We are not reckless, just action oriented. Indeed, spontaneity can be fun.
However, action orientation has costs, particularly where vegetable growing is concerned. We have lost count of the number of times we have had too many transplants for allotted space, or not nearly enough. Or we have overlooked adding one of our favourite food plants at planting time.
The best way to avoid disappointment is to create a plan — and there’s still time. Here is how:
Start on paper
A computer software program could work, but gardening should be an excuse to step away from the computer. Start with a pencil and paper. Decide on what scale makes sense — grid paper is useful, using one square to represent one square foot or one-third of a metre if your garden is reasonably geometric. If your garden is more organically shaped, lean into your artistic abilities.
Draw a timeline
With your map in front of you, you will need a calendar to plan the timeline for garden planting. Time is as important as space, so it is important to consider both as you go. For instance, in April, plan on sowing directly into the garden carrots, peas, lettuce, mesclun mix, beets and onions. Early in May, when some frost can still be expected, plant out transplants of kale, leeks, cabbage and Swiss chard. Write in your calendar.

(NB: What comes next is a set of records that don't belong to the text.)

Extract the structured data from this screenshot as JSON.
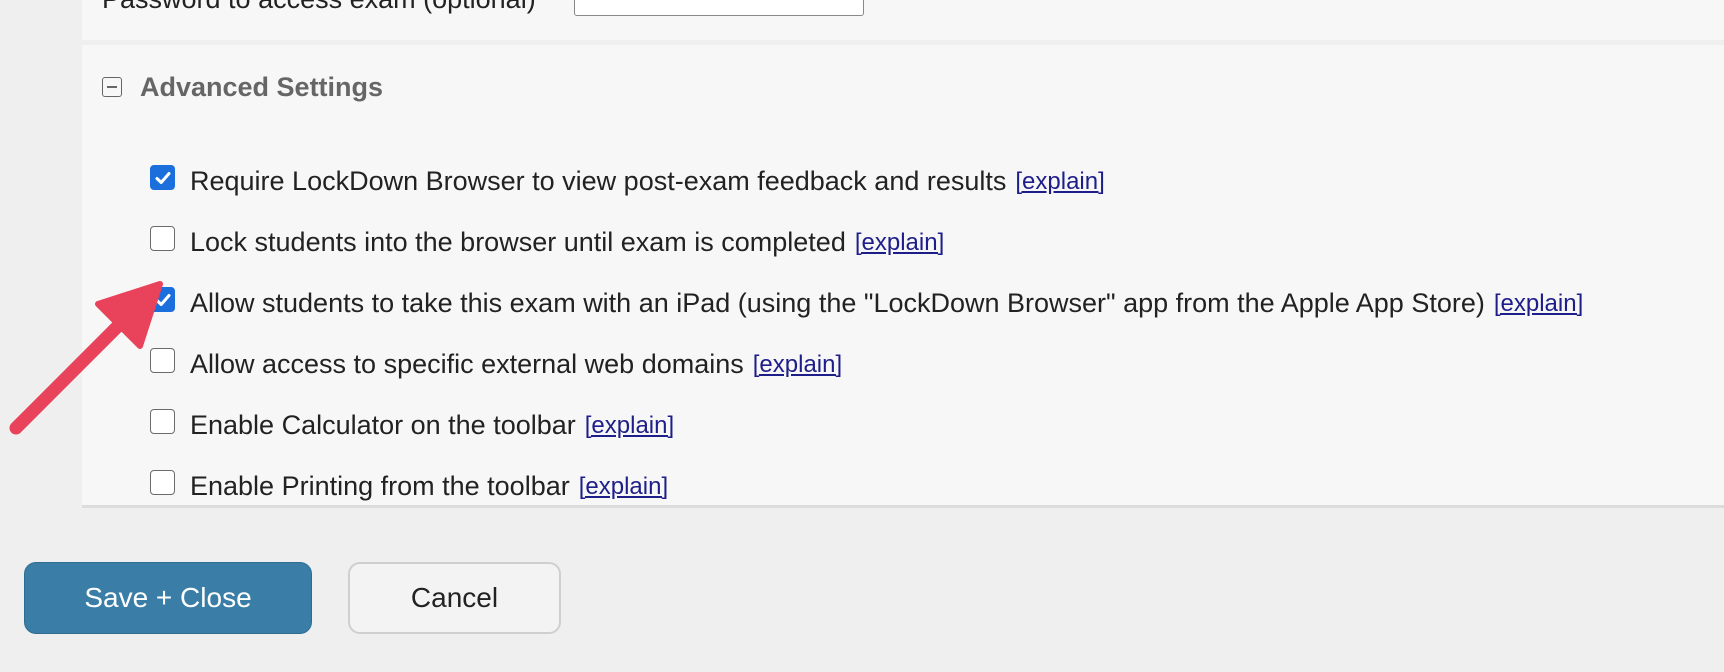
{
  "top": {
    "password_label": "Password to access exam (optional)"
  },
  "advanced": {
    "title": "Advanced Settings",
    "explain_label": "[explain]",
    "options": [
      {
        "label": "Require LockDown Browser to view post-exam feedback and results",
        "checked": true
      },
      {
        "label": "Lock students into the browser until exam is completed",
        "checked": false
      },
      {
        "label": "Allow students to take this exam with an iPad (using the \"LockDown Browser\" app from the Apple App Store)",
        "checked": true
      },
      {
        "label": "Allow access to specific external web domains",
        "checked": false
      },
      {
        "label": "Enable Calculator on the toolbar",
        "checked": false
      },
      {
        "label": "Enable Printing from the toolbar",
        "checked": false
      }
    ]
  },
  "buttons": {
    "save_close": "Save + Close",
    "cancel": "Cancel"
  },
  "colors": {
    "checkbox_checked": "#1a6fdc",
    "save_button": "#3a7ea8",
    "explain_link": "#1e1e8a",
    "annotation_arrow": "#e8435a"
  },
  "icons": {
    "collapse": "collapse-minus-icon",
    "check": "checkmark-icon",
    "annotation": "annotation-arrow-icon"
  }
}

Space is scarcer than time in most gardens. Let your plan guide you and make notes on the timeline as you go. If you do not already have perennial food crops established, we encourage you to start your rhubarb patch and a trench of asparagus (asparagus is planted in a 30-centimetre-deep trench and backfilled with quality soil as the plants mature over six to eight weeks). Start asparagus as one-year-old roots rather than by seed, which are finnicky and take longer to establish. A planting of 20 asparagus roots requires a row about two metres wide and three metres long. A single rhubarb plant will require a square metre. Rhubarb is best divided from an established plant. Ask friends and family for a slice of theirs. Transplant the root before they leaf out. Colour these in on the map — red for rhubarb, green for asparagus — and make a legend or simply write them in.
Look at the whitespace on your map, space where you have an opportunity to plant something different or unexpected. Take time to imagine what you want to see there. This is a dreaming exercise, so do not think too hard.
Remember that the rule of the new generation of gardeners is that there are no rules. Mix up ornamental plants with your edibles as you please. After all, you are only trying to please yourself.
Almanac or seed catalogue. When you have an image of the garden you wish to plant, browse through the Harrowsmith (all Canadian) almanac and seed catalogues. You will find information to populate your plan and timeline — required spacing and days to maturity.
A vegetable garden plan includes important information:
• Find the crop you want to grow and how much space it will require.
• Fill that space on your plan.
• Look for “days to maturity,” a reference of days to harvest from seeding. Work back from harvest to mark the planting date on your timeline. Most crops benefit from succession planting, so start with the earliest planting date and add another sowing or planting every two weeks until final harvest.
• Cycle through the plan, your imagination, seed catalogues, almanac and your timeline, keep going until your plan is fully populated. Remember that the plan is meant to change, it is just a guide to help you maximize the use and productivity of your garden space.
Step back and appreciate the work of art you have already created, without even putting a trowel into the soil. With your plan and timeline at hand, there is no way you can go astray creating a gardening masterpiece in 2021.
Keep in mind that a little impulsiveness can add to the fun.
Mark Cullen is an expert gardener, author, broadcaster, tree advocate and Member of the Order of Canada. His son Ben is a fourth-generation urban gardener and graduate of University of Guelph and Dalhousie University in Halifax. Follow them at markcullen.com, and on Facebook.